TASK GOAL: Could you write out every record below exactly, leaving out any pictures?

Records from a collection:
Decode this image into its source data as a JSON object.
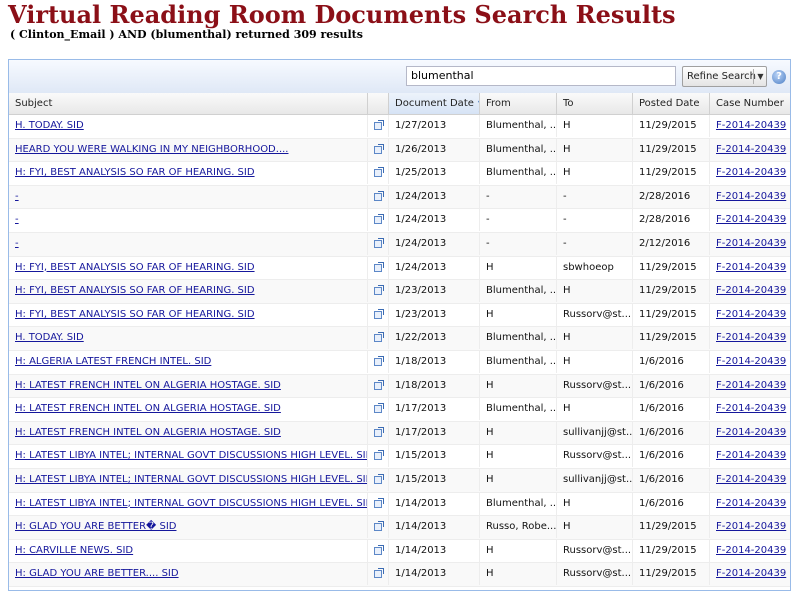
{
  "header": {
    "title": "Virtual Reading Room Documents Search Results",
    "summary": "( Clinton_Email ) AND (blumenthal) returned 309 results"
  },
  "toolbar": {
    "search_value": "blumenthal",
    "refine_label": "Refine Search",
    "dropdown_glyph": "▼",
    "help_glyph": "?"
  },
  "columns": {
    "subject": "Subject",
    "document_date": "Document Date",
    "sort_glyph": "▼",
    "from": "From",
    "to": "To",
    "posted_date": "Posted Date",
    "case_number": "Case Number"
  },
  "rows": [
    {
      "subject": "H. TODAY. SID",
      "date": "1/27/2013",
      "from": "Blumenthal, ...",
      "to": "H",
      "posted": "11/29/2015",
      "case": "F-2014-20439"
    },
    {
      "subject": "HEARD YOU WERE WALKING IN MY NEIGHBORHOOD....",
      "date": "1/26/2013",
      "from": "Blumenthal, ...",
      "to": "H",
      "posted": "11/29/2015",
      "case": "F-2014-20439"
    },
    {
      "subject": "H: FYI, BEST ANALYSIS SO FAR OF HEARING. SID",
      "date": "1/25/2013",
      "from": "Blumenthal, ...",
      "to": "H",
      "posted": "11/29/2015",
      "case": "F-2014-20439"
    },
    {
      "subject": "-",
      "date": "1/24/2013",
      "from": "-",
      "to": "-",
      "posted": "2/28/2016",
      "case": "F-2014-20439"
    },
    {
      "subject": "-",
      "date": "1/24/2013",
      "from": "-",
      "to": "-",
      "posted": "2/28/2016",
      "case": "F-2014-20439"
    },
    {
      "subject": "-",
      "date": "1/24/2013",
      "from": "-",
      "to": "-",
      "posted": "2/12/2016",
      "case": "F-2014-20439"
    },
    {
      "subject": "H: FYI, BEST ANALYSIS SO FAR OF HEARING. SID",
      "date": "1/24/2013",
      "from": "H",
      "to": "sbwhoeop",
      "posted": "11/29/2015",
      "case": "F-2014-20439"
    },
    {
      "subject": "H: FYI, BEST ANALYSIS SO FAR OF HEARING. SID",
      "date": "1/23/2013",
      "from": "Blumenthal, ...",
      "to": "H",
      "posted": "11/29/2015",
      "case": "F-2014-20439"
    },
    {
      "subject": "H: FYI, BEST ANALYSIS SO FAR OF HEARING. SID",
      "date": "1/23/2013",
      "from": "H",
      "to": "Russorv@st...",
      "posted": "11/29/2015",
      "case": "F-2014-20439"
    },
    {
      "subject": "H. TODAY. SID",
      "date": "1/22/2013",
      "from": "Blumenthal, ...",
      "to": "H",
      "posted": "11/29/2015",
      "case": "F-2014-20439"
    },
    {
      "subject": "H: ALGERIA LATEST FRENCH INTEL. SID",
      "date": "1/18/2013",
      "from": "Blumenthal, ...",
      "to": "H",
      "posted": "1/6/2016",
      "case": "F-2014-20439"
    },
    {
      "subject": "H: LATEST FRENCH INTEL ON ALGERIA HOSTAGE. SID",
      "date": "1/18/2013",
      "from": "H",
      "to": "Russorv@st...",
      "posted": "1/6/2016",
      "case": "F-2014-20439"
    },
    {
      "subject": "H: LATEST FRENCH INTEL ON ALGERIA HOSTAGE. SID",
      "date": "1/17/2013",
      "from": "Blumenthal, ...",
      "to": "H",
      "posted": "1/6/2016",
      "case": "F-2014-20439"
    },
    {
      "subject": "H: LATEST FRENCH INTEL ON ALGERIA HOSTAGE. SID",
      "date": "1/17/2013",
      "from": "H",
      "to": "sullivanjj@st...",
      "posted": "1/6/2016",
      "case": "F-2014-20439"
    },
    {
      "subject": "H: LATEST LIBYA INTEL; INTERNAL GOVT DISCUSSIONS HIGH LEVEL. SID",
      "date": "1/15/2013",
      "from": "H",
      "to": "Russorv@st...",
      "posted": "1/6/2016",
      "case": "F-2014-20439"
    },
    {
      "subject": "H: LATEST LIBYA INTEL; INTERNAL GOVT DISCUSSIONS HIGH LEVEL. SID",
      "date": "1/15/2013",
      "from": "H",
      "to": "sullivanjj@st...",
      "posted": "1/6/2016",
      "case": "F-2014-20439"
    },
    {
      "subject": "H: LATEST LIBYA INTEL; INTERNAL GOVT DISCUSSIONS HIGH LEVEL. SID",
      "date": "1/14/2013",
      "from": "Blumenthal, ...",
      "to": "H",
      "posted": "1/6/2016",
      "case": "F-2014-20439"
    },
    {
      "subject": "H: GLAD YOU ARE BETTER� SID",
      "date": "1/14/2013",
      "from": "Russo, Robe...",
      "to": "H",
      "posted": "11/29/2015",
      "case": "F-2014-20439"
    },
    {
      "subject": "H: CARVILLE NEWS. SID",
      "date": "1/14/2013",
      "from": "H",
      "to": "Russorv@st...",
      "posted": "11/29/2015",
      "case": "F-2014-20439"
    },
    {
      "subject": "H: GLAD YOU ARE BETTER.... SID",
      "date": "1/14/2013",
      "from": "H",
      "to": "Russorv@st...",
      "posted": "11/29/2015",
      "case": "F-2014-20439"
    }
  ]
}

OUTPUT OF THE TASK:
Decode this image into its source data as a JSON object.
{
  "header": {
    "title": "Virtual Reading Room Documents Search Results",
    "summary": "( Clinton_Email ) AND (blumenthal) returned 309 results"
  },
  "toolbar": {
    "search_value": "blumenthal",
    "refine_label": "Refine Search",
    "dropdown_glyph": "▼",
    "help_glyph": "?"
  },
  "columns": {
    "subject": "Subject",
    "document_date": "Document Date",
    "sort_glyph": "▼",
    "from": "From",
    "to": "To",
    "posted_date": "Posted Date",
    "case_number": "Case Number"
  },
  "rows": [
    {
      "subject": "H. TODAY. SID",
      "date": "1/27/2013",
      "from": "Blumenthal, ...",
      "to": "H",
      "posted": "11/29/2015",
      "case": "F-2014-20439"
    },
    {
      "subject": "HEARD YOU WERE WALKING IN MY NEIGHBORHOOD....",
      "date": "1/26/2013",
      "from": "Blumenthal, ...",
      "to": "H",
      "posted": "11/29/2015",
      "case": "F-2014-20439"
    },
    {
      "subject": "H: FYI, BEST ANALYSIS SO FAR OF HEARING. SID",
      "date": "1/25/2013",
      "from": "Blumenthal, ...",
      "to": "H",
      "posted": "11/29/2015",
      "case": "F-2014-20439"
    },
    {
      "subject": "-",
      "date": "1/24/2013",
      "from": "-",
      "to": "-",
      "posted": "2/28/2016",
      "case": "F-2014-20439"
    },
    {
      "subject": "-",
      "date": "1/24/2013",
      "from": "-",
      "to": "-",
      "posted": "2/28/2016",
      "case": "F-2014-20439"
    },
    {
      "subject": "-",
      "date": "1/24/2013",
      "from": "-",
      "to": "-",
      "posted": "2/12/2016",
      "case": "F-2014-20439"
    },
    {
      "subject": "H: FYI, BEST ANALYSIS SO FAR OF HEARING. SID",
      "date": "1/24/2013",
      "from": "H",
      "to": "sbwhoeop",
      "posted": "11/29/2015",
      "case": "F-2014-20439"
    },
    {
      "subject": "H: FYI, BEST ANALYSIS SO FAR OF HEARING. SID",
      "date": "1/23/2013",
      "from": "Blumenthal, ...",
      "to": "H",
      "posted": "11/29/2015",
      "case": "F-2014-20439"
    },
    {
      "subject": "H: FYI, BEST ANALYSIS SO FAR OF HEARING. SID",
      "date": "1/23/2013",
      "from": "H",
      "to": "Russorv@st...",
      "posted": "11/29/2015",
      "case": "F-2014-20439"
    },
    {
      "subject": "H. TODAY. SID",
      "date": "1/22/2013",
      "from": "Blumenthal, ...",
      "to": "H",
      "posted": "11/29/2015",
      "case": "F-2014-20439"
    },
    {
      "subject": "H: ALGERIA LATEST FRENCH INTEL. SID",
      "date": "1/18/2013",
      "from": "Blumenthal, ...",
      "to": "H",
      "posted": "1/6/2016",
      "case": "F-2014-20439"
    },
    {
      "subject": "H: LATEST FRENCH INTEL ON ALGERIA HOSTAGE. SID",
      "date": "1/18/2013",
      "from": "H",
      "to": "Russorv@st...",
      "posted": "1/6/2016",
      "case": "F-2014-20439"
    },
    {
      "subject": "H: LATEST FRENCH INTEL ON ALGERIA HOSTAGE. SID",
      "date": "1/17/2013",
      "from": "Blumenthal, ...",
      "to": "H",
      "posted": "1/6/2016",
      "case": "F-2014-20439"
    },
    {
      "subject": "H: LATEST FRENCH INTEL ON ALGERIA HOSTAGE. SID",
      "date": "1/17/2013",
      "from": "H",
      "to": "sullivanjj@st...",
      "posted": "1/6/2016",
      "case": "F-2014-20439"
    },
    {
      "subject": "H: LATEST LIBYA INTEL; INTERNAL GOVT DISCUSSIONS HIGH LEVEL. SID",
      "date": "1/15/2013",
      "from": "H",
      "to": "Russorv@st...",
      "posted": "1/6/2016",
      "case": "F-2014-20439"
    },
    {
      "subject": "H: LATEST LIBYA INTEL; INTERNAL GOVT DISCUSSIONS HIGH LEVEL. SID",
      "date": "1/15/2013",
      "from": "H",
      "to": "sullivanjj@st...",
      "posted": "1/6/2016",
      "case": "F-2014-20439"
    },
    {
      "subject": "H: LATEST LIBYA INTEL; INTERNAL GOVT DISCUSSIONS HIGH LEVEL. SID",
      "date": "1/14/2013",
      "from": "Blumenthal, ...",
      "to": "H",
      "posted": "1/6/2016",
      "case": "F-2014-20439"
    },
    {
      "subject": "H: GLAD YOU ARE BETTER� SID",
      "date": "1/14/2013",
      "from": "Russo, Robe...",
      "to": "H",
      "posted": "11/29/2015",
      "case": "F-2014-20439"
    },
    {
      "subject": "H: CARVILLE NEWS. SID",
      "date": "1/14/2013",
      "from": "H",
      "to": "Russorv@st...",
      "posted": "11/29/2015",
      "case": "F-2014-20439"
    },
    {
      "subject": "H: GLAD YOU ARE BETTER.... SID",
      "date": "1/14/2013",
      "from": "H",
      "to": "Russorv@st...",
      "posted": "11/29/2015",
      "case": "F-2014-20439"
    }
  ]
}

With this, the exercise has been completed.